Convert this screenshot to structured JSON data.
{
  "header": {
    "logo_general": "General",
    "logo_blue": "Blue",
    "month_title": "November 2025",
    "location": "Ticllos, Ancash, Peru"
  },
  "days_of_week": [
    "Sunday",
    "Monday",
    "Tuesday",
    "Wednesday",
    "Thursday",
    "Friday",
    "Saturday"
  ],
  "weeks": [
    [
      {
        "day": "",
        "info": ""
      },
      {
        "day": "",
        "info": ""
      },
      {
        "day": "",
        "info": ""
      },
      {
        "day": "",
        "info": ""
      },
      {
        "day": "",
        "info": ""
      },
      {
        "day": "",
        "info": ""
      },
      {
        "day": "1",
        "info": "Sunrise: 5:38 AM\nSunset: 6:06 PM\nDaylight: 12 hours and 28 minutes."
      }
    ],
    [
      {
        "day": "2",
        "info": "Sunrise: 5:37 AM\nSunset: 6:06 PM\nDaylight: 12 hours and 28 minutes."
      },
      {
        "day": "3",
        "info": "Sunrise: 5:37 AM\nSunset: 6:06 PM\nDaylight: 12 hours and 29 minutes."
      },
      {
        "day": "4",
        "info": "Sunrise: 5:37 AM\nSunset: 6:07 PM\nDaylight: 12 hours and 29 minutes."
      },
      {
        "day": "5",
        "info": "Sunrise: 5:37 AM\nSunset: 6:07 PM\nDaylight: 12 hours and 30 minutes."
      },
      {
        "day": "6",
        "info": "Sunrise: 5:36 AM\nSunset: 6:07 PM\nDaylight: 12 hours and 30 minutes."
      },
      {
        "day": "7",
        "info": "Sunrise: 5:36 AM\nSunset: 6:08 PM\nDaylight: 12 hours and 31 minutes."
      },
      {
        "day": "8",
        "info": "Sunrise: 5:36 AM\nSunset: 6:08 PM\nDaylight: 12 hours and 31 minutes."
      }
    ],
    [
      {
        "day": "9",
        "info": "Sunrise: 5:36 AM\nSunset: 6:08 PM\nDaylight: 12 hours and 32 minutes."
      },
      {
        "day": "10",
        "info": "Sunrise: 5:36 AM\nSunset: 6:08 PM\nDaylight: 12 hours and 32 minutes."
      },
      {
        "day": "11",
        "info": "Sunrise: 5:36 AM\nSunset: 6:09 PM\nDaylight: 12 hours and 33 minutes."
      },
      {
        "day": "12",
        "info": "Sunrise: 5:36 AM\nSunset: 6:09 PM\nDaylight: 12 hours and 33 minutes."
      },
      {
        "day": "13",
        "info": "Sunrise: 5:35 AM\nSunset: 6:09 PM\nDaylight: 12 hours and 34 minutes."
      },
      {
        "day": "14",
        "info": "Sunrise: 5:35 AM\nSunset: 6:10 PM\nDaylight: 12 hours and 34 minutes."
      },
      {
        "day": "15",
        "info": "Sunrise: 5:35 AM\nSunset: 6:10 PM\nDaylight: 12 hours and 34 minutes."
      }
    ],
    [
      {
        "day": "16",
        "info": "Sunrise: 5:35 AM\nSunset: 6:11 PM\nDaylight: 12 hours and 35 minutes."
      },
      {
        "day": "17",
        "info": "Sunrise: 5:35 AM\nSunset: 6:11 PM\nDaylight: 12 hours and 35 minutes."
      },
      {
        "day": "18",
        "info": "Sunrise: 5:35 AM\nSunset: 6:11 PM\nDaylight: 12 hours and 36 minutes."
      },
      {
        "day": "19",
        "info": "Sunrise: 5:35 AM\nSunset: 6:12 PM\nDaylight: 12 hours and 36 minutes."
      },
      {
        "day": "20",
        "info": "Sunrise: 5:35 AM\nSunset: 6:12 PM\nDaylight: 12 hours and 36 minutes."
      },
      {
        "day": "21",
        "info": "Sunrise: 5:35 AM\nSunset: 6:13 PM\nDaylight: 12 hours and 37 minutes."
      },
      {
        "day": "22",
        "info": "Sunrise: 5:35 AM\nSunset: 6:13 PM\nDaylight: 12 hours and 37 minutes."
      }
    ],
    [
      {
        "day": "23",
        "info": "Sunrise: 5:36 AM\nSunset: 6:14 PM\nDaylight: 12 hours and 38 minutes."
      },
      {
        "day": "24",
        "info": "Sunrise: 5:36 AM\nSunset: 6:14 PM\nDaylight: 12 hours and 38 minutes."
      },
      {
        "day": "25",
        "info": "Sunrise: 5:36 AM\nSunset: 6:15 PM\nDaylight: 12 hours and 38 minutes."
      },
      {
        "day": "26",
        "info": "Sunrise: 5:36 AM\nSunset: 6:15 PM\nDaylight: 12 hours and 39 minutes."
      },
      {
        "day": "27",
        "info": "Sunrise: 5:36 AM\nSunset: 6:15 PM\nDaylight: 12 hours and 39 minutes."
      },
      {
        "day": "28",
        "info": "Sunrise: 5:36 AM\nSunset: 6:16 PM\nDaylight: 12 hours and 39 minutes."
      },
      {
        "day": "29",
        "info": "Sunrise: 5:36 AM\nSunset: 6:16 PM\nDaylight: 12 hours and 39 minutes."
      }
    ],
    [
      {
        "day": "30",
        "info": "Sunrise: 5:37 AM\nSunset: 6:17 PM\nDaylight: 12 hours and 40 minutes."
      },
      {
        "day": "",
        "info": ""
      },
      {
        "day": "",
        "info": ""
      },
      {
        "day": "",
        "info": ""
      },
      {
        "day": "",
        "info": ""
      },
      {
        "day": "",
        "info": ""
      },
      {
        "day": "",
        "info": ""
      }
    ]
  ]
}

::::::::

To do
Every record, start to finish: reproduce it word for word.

Written response
Convert this screenshot to structured JSON data.
{
  "header": {
    "logo_general": "General",
    "logo_blue": "Blue",
    "month_title": "November 2025",
    "location": "Ticllos, Ancash, Peru"
  },
  "days_of_week": [
    "Sunday",
    "Monday",
    "Tuesday",
    "Wednesday",
    "Thursday",
    "Friday",
    "Saturday"
  ],
  "weeks": [
    [
      {
        "day": "",
        "info": ""
      },
      {
        "day": "",
        "info": ""
      },
      {
        "day": "",
        "info": ""
      },
      {
        "day": "",
        "info": ""
      },
      {
        "day": "",
        "info": ""
      },
      {
        "day": "",
        "info": ""
      },
      {
        "day": "1",
        "info": "Sunrise: 5:38 AM\nSunset: 6:06 PM\nDaylight: 12 hours and 28 minutes."
      }
    ],
    [
      {
        "day": "2",
        "info": "Sunrise: 5:37 AM\nSunset: 6:06 PM\nDaylight: 12 hours and 28 minutes."
      },
      {
        "day": "3",
        "info": "Sunrise: 5:37 AM\nSunset: 6:06 PM\nDaylight: 12 hours and 29 minutes."
      },
      {
        "day": "4",
        "info": "Sunrise: 5:37 AM\nSunset: 6:07 PM\nDaylight: 12 hours and 29 minutes."
      },
      {
        "day": "5",
        "info": "Sunrise: 5:37 AM\nSunset: 6:07 PM\nDaylight: 12 hours and 30 minutes."
      },
      {
        "day": "6",
        "info": "Sunrise: 5:36 AM\nSunset: 6:07 PM\nDaylight: 12 hours and 30 minutes."
      },
      {
        "day": "7",
        "info": "Sunrise: 5:36 AM\nSunset: 6:08 PM\nDaylight: 12 hours and 31 minutes."
      },
      {
        "day": "8",
        "info": "Sunrise: 5:36 AM\nSunset: 6:08 PM\nDaylight: 12 hours and 31 minutes."
      }
    ],
    [
      {
        "day": "9",
        "info": "Sunrise: 5:36 AM\nSunset: 6:08 PM\nDaylight: 12 hours and 32 minutes."
      },
      {
        "day": "10",
        "info": "Sunrise: 5:36 AM\nSunset: 6:08 PM\nDaylight: 12 hours and 32 minutes."
      },
      {
        "day": "11",
        "info": "Sunrise: 5:36 AM\nSunset: 6:09 PM\nDaylight: 12 hours and 33 minutes."
      },
      {
        "day": "12",
        "info": "Sunrise: 5:36 AM\nSunset: 6:09 PM\nDaylight: 12 hours and 33 minutes."
      },
      {
        "day": "13",
        "info": "Sunrise: 5:35 AM\nSunset: 6:09 PM\nDaylight: 12 hours and 34 minutes."
      },
      {
        "day": "14",
        "info": "Sunrise: 5:35 AM\nSunset: 6:10 PM\nDaylight: 12 hours and 34 minutes."
      },
      {
        "day": "15",
        "info": "Sunrise: 5:35 AM\nSunset: 6:10 PM\nDaylight: 12 hours and 34 minutes."
      }
    ],
    [
      {
        "day": "16",
        "info": "Sunrise: 5:35 AM\nSunset: 6:11 PM\nDaylight: 12 hours and 35 minutes."
      },
      {
        "day": "17",
        "info": "Sunrise: 5:35 AM\nSunset: 6:11 PM\nDaylight: 12 hours and 35 minutes."
      },
      {
        "day": "18",
        "info": "Sunrise: 5:35 AM\nSunset: 6:11 PM\nDaylight: 12 hours and 36 minutes."
      },
      {
        "day": "19",
        "info": "Sunrise: 5:35 AM\nSunset: 6:12 PM\nDaylight: 12 hours and 36 minutes."
      },
      {
        "day": "20",
        "info": "Sunrise: 5:35 AM\nSunset: 6:12 PM\nDaylight: 12 hours and 36 minutes."
      },
      {
        "day": "21",
        "info": "Sunrise: 5:35 AM\nSunset: 6:13 PM\nDaylight: 12 hours and 37 minutes."
      },
      {
        "day": "22",
        "info": "Sunrise: 5:35 AM\nSunset: 6:13 PM\nDaylight: 12 hours and 37 minutes."
      }
    ],
    [
      {
        "day": "23",
        "info": "Sunrise: 5:36 AM\nSunset: 6:14 PM\nDaylight: 12 hours and 38 minutes."
      },
      {
        "day": "24",
        "info": "Sunrise: 5:36 AM\nSunset: 6:14 PM\nDaylight: 12 hours and 38 minutes."
      },
      {
        "day": "25",
        "info": "Sunrise: 5:36 AM\nSunset: 6:15 PM\nDaylight: 12 hours and 38 minutes."
      },
      {
        "day": "26",
        "info": "Sunrise: 5:36 AM\nSunset: 6:15 PM\nDaylight: 12 hours and 39 minutes."
      },
      {
        "day": "27",
        "info": "Sunrise: 5:36 AM\nSunset: 6:15 PM\nDaylight: 12 hours and 39 minutes."
      },
      {
        "day": "28",
        "info": "Sunrise: 5:36 AM\nSunset: 6:16 PM\nDaylight: 12 hours and 39 minutes."
      },
      {
        "day": "29",
        "info": "Sunrise: 5:36 AM\nSunset: 6:16 PM\nDaylight: 12 hours and 39 minutes."
      }
    ],
    [
      {
        "day": "30",
        "info": "Sunrise: 5:37 AM\nSunset: 6:17 PM\nDaylight: 12 hours and 40 minutes."
      },
      {
        "day": "",
        "info": ""
      },
      {
        "day": "",
        "info": ""
      },
      {
        "day": "",
        "info": ""
      },
      {
        "day": "",
        "info": ""
      },
      {
        "day": "",
        "info": ""
      },
      {
        "day": "",
        "info": ""
      }
    ]
  ]
}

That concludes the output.